Our first "close" encounter with Saint Francis took place in Mexico in the early years of our travelling life. There we visited a small isolated church that was famous for having a cloister decorated with paintings depicting the life story of Saint Francis. Not being Catholic, we found ourselves quite ignorant of the lifestory of this 13th century icon, but started our journey of learning in that cloister.
One thing we don't remember learning about, was the role played by Saint Francis in the life of another saint from Assisi, Saint Claire, founder of the order of the Clarissas. Claire wanted to be a Franciscan, but had to make do with being a Clarissa instead, founding the conventual order under the guidance and encouragement of Saint Francis.
Assisi, it seems, is a city in which multiples of two reign: two basilicas of San Francesco; two orders of monks/nuns originating here; and two sets of pilgrims to feed its tourist industry: the religious pilgrims and the art pilgrims. For the basilica of San Francesco is famed not only as the burial place of perhaps the most famous of all the Catholic saints, but also as the place that holds the largest number of surviving frescoes by the 13th century painter Giotto, his contemporaries like Cimabue, and his successors.

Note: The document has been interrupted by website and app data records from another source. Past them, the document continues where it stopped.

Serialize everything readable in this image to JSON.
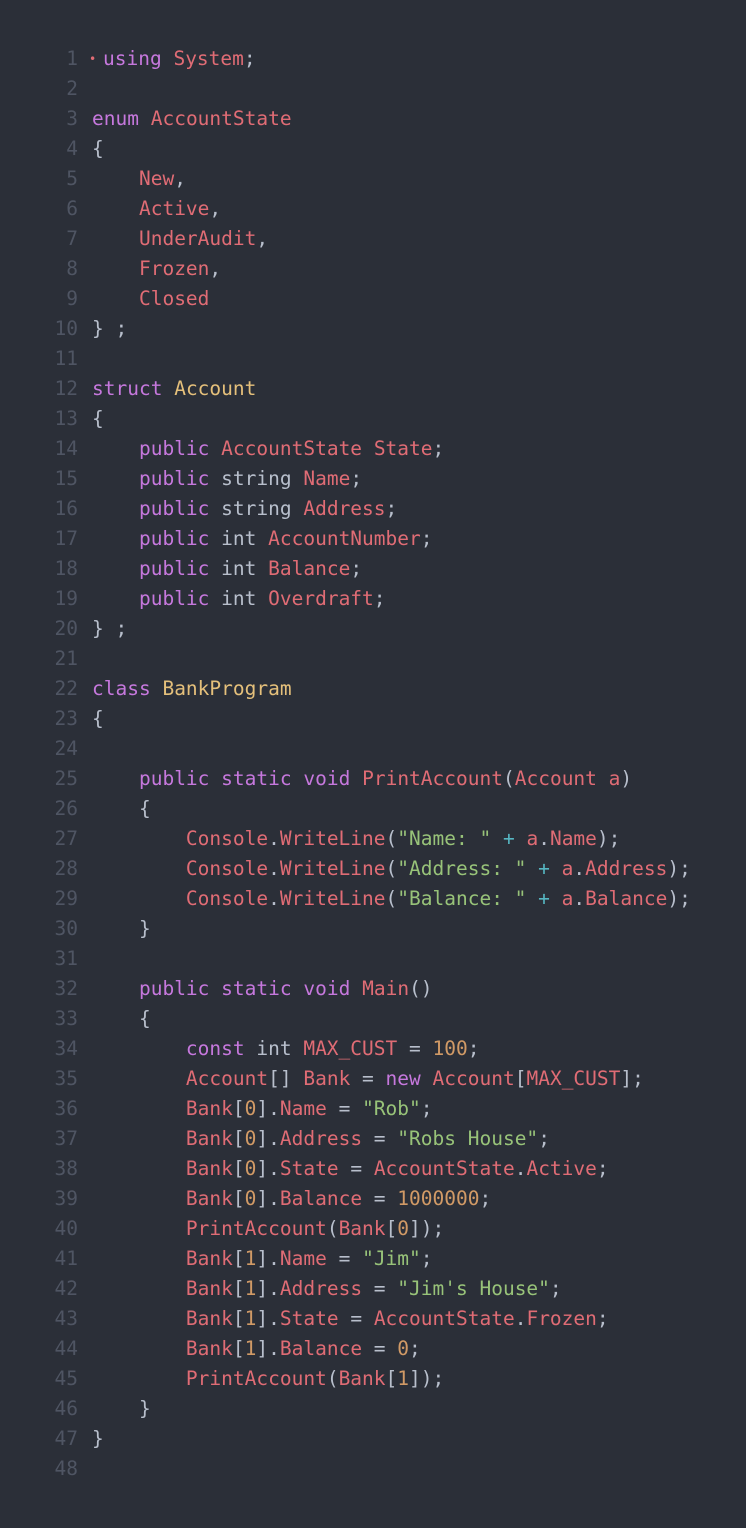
{
  "editor": {
    "colors": {
      "background": "#2b2f38",
      "line_number": "#4f5563",
      "keyword": "#c678dd",
      "type": "#e5c07b",
      "identifier": "#e06c75",
      "string": "#98c379",
      "number": "#d19a66",
      "operator": "#56b6c2",
      "plain": "#b8bfcc"
    },
    "breakpoint_marker": "•",
    "lines": [
      {
        "n": "1",
        "t": [
          [
            "kw",
            "using"
          ],
          [
            "pl",
            " "
          ],
          [
            "id",
            "System"
          ],
          [
            "pl",
            ";"
          ]
        ]
      },
      {
        "n": "2",
        "t": []
      },
      {
        "n": "3",
        "t": [
          [
            "kw",
            "enum"
          ],
          [
            "pl",
            " "
          ],
          [
            "id",
            "AccountState"
          ]
        ]
      },
      {
        "n": "4",
        "t": [
          [
            "pl",
            "{"
          ]
        ]
      },
      {
        "n": "5",
        "t": [
          [
            "pl",
            "    "
          ],
          [
            "id",
            "New"
          ],
          [
            "pl",
            ","
          ]
        ]
      },
      {
        "n": "6",
        "t": [
          [
            "pl",
            "    "
          ],
          [
            "id",
            "Active"
          ],
          [
            "pl",
            ","
          ]
        ]
      },
      {
        "n": "7",
        "t": [
          [
            "pl",
            "    "
          ],
          [
            "id",
            "UnderAudit"
          ],
          [
            "pl",
            ","
          ]
        ]
      },
      {
        "n": "8",
        "t": [
          [
            "pl",
            "    "
          ],
          [
            "id",
            "Frozen"
          ],
          [
            "pl",
            ","
          ]
        ]
      },
      {
        "n": "9",
        "t": [
          [
            "pl",
            "    "
          ],
          [
            "id",
            "Closed"
          ]
        ]
      },
      {
        "n": "10",
        "t": [
          [
            "pl",
            "} ;"
          ]
        ]
      },
      {
        "n": "11",
        "t": []
      },
      {
        "n": "12",
        "t": [
          [
            "kw",
            "struct"
          ],
          [
            "pl",
            " "
          ],
          [
            "ty",
            "Account"
          ]
        ]
      },
      {
        "n": "13",
        "t": [
          [
            "pl",
            "{"
          ]
        ]
      },
      {
        "n": "14",
        "t": [
          [
            "pl",
            "    "
          ],
          [
            "kw",
            "public"
          ],
          [
            "pl",
            " "
          ],
          [
            "id",
            "AccountState"
          ],
          [
            "pl",
            " "
          ],
          [
            "id",
            "State"
          ],
          [
            "pl",
            ";"
          ]
        ]
      },
      {
        "n": "15",
        "t": [
          [
            "pl",
            "    "
          ],
          [
            "kw",
            "public"
          ],
          [
            "pl",
            " string "
          ],
          [
            "id",
            "Name"
          ],
          [
            "pl",
            ";"
          ]
        ]
      },
      {
        "n": "16",
        "t": [
          [
            "pl",
            "    "
          ],
          [
            "kw",
            "public"
          ],
          [
            "pl",
            " string "
          ],
          [
            "id",
            "Address"
          ],
          [
            "pl",
            ";"
          ]
        ]
      },
      {
        "n": "17",
        "t": [
          [
            "pl",
            "    "
          ],
          [
            "kw",
            "public"
          ],
          [
            "pl",
            " int "
          ],
          [
            "id",
            "AccountNumber"
          ],
          [
            "pl",
            ";"
          ]
        ]
      },
      {
        "n": "18",
        "t": [
          [
            "pl",
            "    "
          ],
          [
            "kw",
            "public"
          ],
          [
            "pl",
            " int "
          ],
          [
            "id",
            "Balance"
          ],
          [
            "pl",
            ";"
          ]
        ]
      },
      {
        "n": "19",
        "t": [
          [
            "pl",
            "    "
          ],
          [
            "kw",
            "public"
          ],
          [
            "pl",
            " int "
          ],
          [
            "id",
            "Overdraft"
          ],
          [
            "pl",
            ";"
          ]
        ]
      },
      {
        "n": "20",
        "t": [
          [
            "pl",
            "} ;"
          ]
        ]
      },
      {
        "n": "21",
        "t": []
      },
      {
        "n": "22",
        "t": [
          [
            "kw",
            "class"
          ],
          [
            "pl",
            " "
          ],
          [
            "ty",
            "BankProgram"
          ]
        ]
      },
      {
        "n": "23",
        "t": [
          [
            "pl",
            "{"
          ]
        ]
      },
      {
        "n": "24",
        "t": []
      },
      {
        "n": "25",
        "t": [
          [
            "pl",
            "    "
          ],
          [
            "kw",
            "public"
          ],
          [
            "pl",
            " "
          ],
          [
            "kw",
            "static"
          ],
          [
            "pl",
            " "
          ],
          [
            "kw",
            "void"
          ],
          [
            "pl",
            " "
          ],
          [
            "id",
            "PrintAccount"
          ],
          [
            "pl",
            "("
          ],
          [
            "id",
            "Account"
          ],
          [
            "pl",
            " "
          ],
          [
            "id",
            "a"
          ],
          [
            "pl",
            ")"
          ]
        ]
      },
      {
        "n": "26",
        "t": [
          [
            "pl",
            "    {"
          ]
        ]
      },
      {
        "n": "27",
        "t": [
          [
            "pl",
            "        "
          ],
          [
            "id",
            "Console"
          ],
          [
            "pl",
            "."
          ],
          [
            "id",
            "WriteLine"
          ],
          [
            "pl",
            "("
          ],
          [
            "str",
            "\"Name: \""
          ],
          [
            "pl",
            " "
          ],
          [
            "op",
            "+"
          ],
          [
            "pl",
            " "
          ],
          [
            "id",
            "a"
          ],
          [
            "pl",
            "."
          ],
          [
            "id",
            "Name"
          ],
          [
            "pl",
            ");"
          ]
        ]
      },
      {
        "n": "28",
        "t": [
          [
            "pl",
            "        "
          ],
          [
            "id",
            "Console"
          ],
          [
            "pl",
            "."
          ],
          [
            "id",
            "WriteLine"
          ],
          [
            "pl",
            "("
          ],
          [
            "str",
            "\"Address: \""
          ],
          [
            "pl",
            " "
          ],
          [
            "op",
            "+"
          ],
          [
            "pl",
            " "
          ],
          [
            "id",
            "a"
          ],
          [
            "pl",
            "."
          ],
          [
            "id",
            "Address"
          ],
          [
            "pl",
            ");"
          ]
        ]
      },
      {
        "n": "29",
        "t": [
          [
            "pl",
            "        "
          ],
          [
            "id",
            "Console"
          ],
          [
            "pl",
            "."
          ],
          [
            "id",
            "WriteLine"
          ],
          [
            "pl",
            "("
          ],
          [
            "str",
            "\"Balance: \""
          ],
          [
            "pl",
            " "
          ],
          [
            "op",
            "+"
          ],
          [
            "pl",
            " "
          ],
          [
            "id",
            "a"
          ],
          [
            "pl",
            "."
          ],
          [
            "id",
            "Balance"
          ],
          [
            "pl",
            ");"
          ]
        ]
      },
      {
        "n": "30",
        "t": [
          [
            "pl",
            "    }"
          ]
        ]
      },
      {
        "n": "31",
        "t": []
      },
      {
        "n": "32",
        "t": [
          [
            "pl",
            "    "
          ],
          [
            "kw",
            "public"
          ],
          [
            "pl",
            " "
          ],
          [
            "kw",
            "static"
          ],
          [
            "pl",
            " "
          ],
          [
            "kw",
            "void"
          ],
          [
            "pl",
            " "
          ],
          [
            "id",
            "Main"
          ],
          [
            "pl",
            "()"
          ]
        ]
      },
      {
        "n": "33",
        "t": [
          [
            "pl",
            "    {"
          ]
        ]
      },
      {
        "n": "34",
        "t": [
          [
            "pl",
            "        "
          ],
          [
            "kw",
            "const"
          ],
          [
            "pl",
            " int "
          ],
          [
            "id",
            "MAX_CUST"
          ],
          [
            "pl",
            " = "
          ],
          [
            "num",
            "100"
          ],
          [
            "pl",
            ";"
          ]
        ]
      },
      {
        "n": "35",
        "t": [
          [
            "pl",
            "        "
          ],
          [
            "id",
            "Account"
          ],
          [
            "pl",
            "[] "
          ],
          [
            "id",
            "Bank"
          ],
          [
            "pl",
            " = "
          ],
          [
            "kw",
            "new"
          ],
          [
            "pl",
            " "
          ],
          [
            "id",
            "Account"
          ],
          [
            "pl",
            "["
          ],
          [
            "id",
            "MAX_CUST"
          ],
          [
            "pl",
            "];"
          ]
        ]
      },
      {
        "n": "36",
        "t": [
          [
            "pl",
            "        "
          ],
          [
            "id",
            "Bank"
          ],
          [
            "pl",
            "["
          ],
          [
            "num",
            "0"
          ],
          [
            "pl",
            "]."
          ],
          [
            "id",
            "Name"
          ],
          [
            "pl",
            " = "
          ],
          [
            "str",
            "\"Rob\""
          ],
          [
            "pl",
            ";"
          ]
        ]
      },
      {
        "n": "37",
        "t": [
          [
            "pl",
            "        "
          ],
          [
            "id",
            "Bank"
          ],
          [
            "pl",
            "["
          ],
          [
            "num",
            "0"
          ],
          [
            "pl",
            "]."
          ],
          [
            "id",
            "Address"
          ],
          [
            "pl",
            " = "
          ],
          [
            "str",
            "\"Robs House\""
          ],
          [
            "pl",
            ";"
          ]
        ]
      },
      {
        "n": "38",
        "t": [
          [
            "pl",
            "        "
          ],
          [
            "id",
            "Bank"
          ],
          [
            "pl",
            "["
          ],
          [
            "num",
            "0"
          ],
          [
            "pl",
            "]."
          ],
          [
            "id",
            "State"
          ],
          [
            "pl",
            " = "
          ],
          [
            "id",
            "AccountState"
          ],
          [
            "pl",
            "."
          ],
          [
            "id",
            "Active"
          ],
          [
            "pl",
            ";"
          ]
        ]
      },
      {
        "n": "39",
        "t": [
          [
            "pl",
            "        "
          ],
          [
            "id",
            "Bank"
          ],
          [
            "pl",
            "["
          ],
          [
            "num",
            "0"
          ],
          [
            "pl",
            "]."
          ],
          [
            "id",
            "Balance"
          ],
          [
            "pl",
            " = "
          ],
          [
            "num",
            "1000000"
          ],
          [
            "pl",
            ";"
          ]
        ]
      },
      {
        "n": "40",
        "t": [
          [
            "pl",
            "        "
          ],
          [
            "id",
            "PrintAccount"
          ],
          [
            "pl",
            "("
          ],
          [
            "id",
            "Bank"
          ],
          [
            "pl",
            "["
          ],
          [
            "num",
            "0"
          ],
          [
            "pl",
            "]);"
          ]
        ]
      },
      {
        "n": "41",
        "t": [
          [
            "pl",
            "        "
          ],
          [
            "id",
            "Bank"
          ],
          [
            "pl",
            "["
          ],
          [
            "num",
            "1"
          ],
          [
            "pl",
            "]."
          ],
          [
            "id",
            "Name"
          ],
          [
            "pl",
            " = "
          ],
          [
            "str",
            "\"Jim\""
          ],
          [
            "pl",
            ";"
          ]
        ]
      },
      {
        "n": "42",
        "t": [
          [
            "pl",
            "        "
          ],
          [
            "id",
            "Bank"
          ],
          [
            "pl",
            "["
          ],
          [
            "num",
            "1"
          ],
          [
            "pl",
            "]."
          ],
          [
            "id",
            "Address"
          ],
          [
            "pl",
            " = "
          ],
          [
            "str",
            "\"Jim's House\""
          ],
          [
            "pl",
            ";"
          ]
        ]
      },
      {
        "n": "43",
        "t": [
          [
            "pl",
            "        "
          ],
          [
            "id",
            "Bank"
          ],
          [
            "pl",
            "["
          ],
          [
            "num",
            "1"
          ],
          [
            "pl",
            "]."
          ],
          [
            "id",
            "State"
          ],
          [
            "pl",
            " = "
          ],
          [
            "id",
            "AccountState"
          ],
          [
            "pl",
            "."
          ],
          [
            "id",
            "Frozen"
          ],
          [
            "pl",
            ";"
          ]
        ]
      },
      {
        "n": "44",
        "t": [
          [
            "pl",
            "        "
          ],
          [
            "id",
            "Bank"
          ],
          [
            "pl",
            "["
          ],
          [
            "num",
            "1"
          ],
          [
            "pl",
            "]."
          ],
          [
            "id",
            "Balance"
          ],
          [
            "pl",
            " = "
          ],
          [
            "num",
            "0"
          ],
          [
            "pl",
            ";"
          ]
        ]
      },
      {
        "n": "45",
        "t": [
          [
            "pl",
            "        "
          ],
          [
            "id",
            "PrintAccount"
          ],
          [
            "pl",
            "("
          ],
          [
            "id",
            "Bank"
          ],
          [
            "pl",
            "["
          ],
          [
            "num",
            "1"
          ],
          [
            "pl",
            "]);"
          ]
        ]
      },
      {
        "n": "46",
        "t": [
          [
            "pl",
            "    }"
          ]
        ]
      },
      {
        "n": "47",
        "t": [
          [
            "pl",
            "}"
          ]
        ]
      },
      {
        "n": "48",
        "t": []
      }
    ]
  }
}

Our first time in a chapel completely covered in frescoes was, of course, in Florence. We remember standing open-mouthed at the glory of these enormous walls covered with brilliant color and spectacularly fine detail. We wondered what it must have been like to have an entire church frescoed in this way. We found the answer in Assisi, in the upper and lower basilicas of San Francesco. Even here, however, some damage has been done, some wonderful frescoes lost to architectural modifications as well as plain accident. But the impression, nonetheless, has to be very close to that perceived by a thirteenth-century church-goer. Every square foot of wall and (in the case of the lower basilica) ceiling space is packed with brightly colored frescoes of a freshness and elegance that belie their age.